▶ _Required action_
With the records as your source, report how many lines contain "this". Add no other words.

======== Records supplied ========

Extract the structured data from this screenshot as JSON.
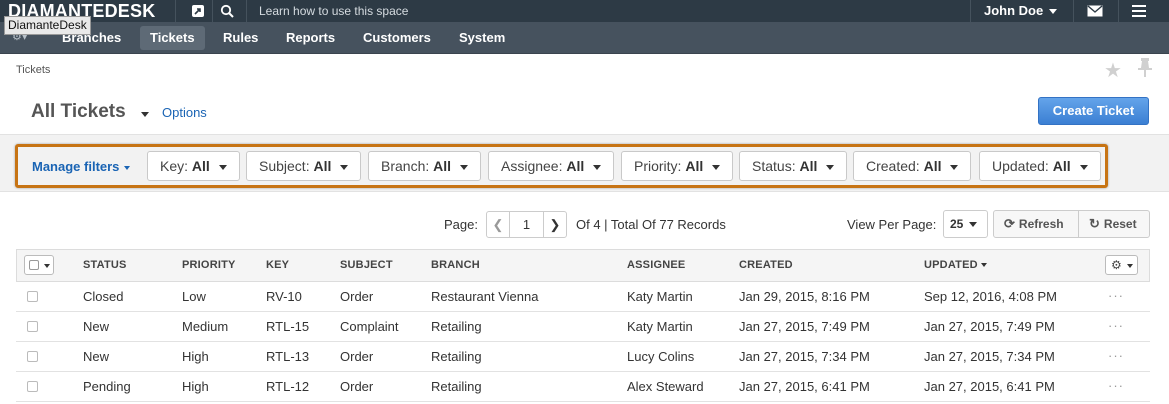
{
  "topbar": {
    "logo": "DIAMANTEDESK",
    "logo_tooltip": "DiamanteDesk",
    "learn": "Learn how to use this space",
    "user": "John Doe"
  },
  "nav": {
    "items": [
      "Branches",
      "Tickets",
      "Rules",
      "Reports",
      "Customers",
      "System"
    ],
    "active": "Tickets"
  },
  "breadcrumb": "Tickets",
  "page": {
    "title": "All Tickets",
    "options": "Options",
    "create_button": "Create Ticket"
  },
  "filters": {
    "manage": "Manage filters",
    "items": [
      {
        "name": "Key:",
        "value": "All"
      },
      {
        "name": "Subject:",
        "value": "All"
      },
      {
        "name": "Branch:",
        "value": "All"
      },
      {
        "name": "Assignee:",
        "value": "All"
      },
      {
        "name": "Priority:",
        "value": "All"
      },
      {
        "name": "Status:",
        "value": "All"
      },
      {
        "name": "Created:",
        "value": "All"
      },
      {
        "name": "Updated:",
        "value": "All"
      }
    ]
  },
  "pager": {
    "label": "Page:",
    "current": "1",
    "total": "Of 4 | Total Of 77 Records",
    "view_per_page_label": "View Per Page:",
    "per_page": "25",
    "refresh": "Refresh",
    "reset": "Reset"
  },
  "table": {
    "columns": [
      "STATUS",
      "PRIORITY",
      "KEY",
      "SUBJECT",
      "BRANCH",
      "ASSIGNEE",
      "CREATED",
      "UPDATED"
    ],
    "sorted_column": "UPDATED",
    "rows": [
      {
        "status": "Closed",
        "priority": "Low",
        "key": "RV-10",
        "subject": "Order",
        "branch": "Restaurant Vienna",
        "assignee": "Katy Martin",
        "created": "Jan 29, 2015, 8:16 PM",
        "updated": "Sep 12, 2016, 4:08 PM"
      },
      {
        "status": "New",
        "priority": "Medium",
        "key": "RTL-15",
        "subject": "Complaint",
        "branch": "Retailing",
        "assignee": "Katy Martin",
        "created": "Jan 27, 2015, 7:49 PM",
        "updated": "Jan 27, 2015, 7:49 PM"
      },
      {
        "status": "New",
        "priority": "High",
        "key": "RTL-13",
        "subject": "Order",
        "branch": "Retailing",
        "assignee": "Lucy Colins",
        "created": "Jan 27, 2015, 7:34 PM",
        "updated": "Jan 27, 2015, 7:34 PM"
      },
      {
        "status": "Pending",
        "priority": "High",
        "key": "RTL-12",
        "subject": "Order",
        "branch": "Retailing",
        "assignee": "Alex Steward",
        "created": "Jan 27, 2015, 6:41 PM",
        "updated": "Jan 27, 2015, 6:41 PM"
      }
    ],
    "row_menu": "···"
  },
  "colors": {
    "topbar": "#2d3a45",
    "navbar": "#46525e",
    "link": "#1a64b4",
    "primary_button": "#3b7fd3",
    "highlight_outline": "#c77414"
  }
}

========

▶ _Output_
2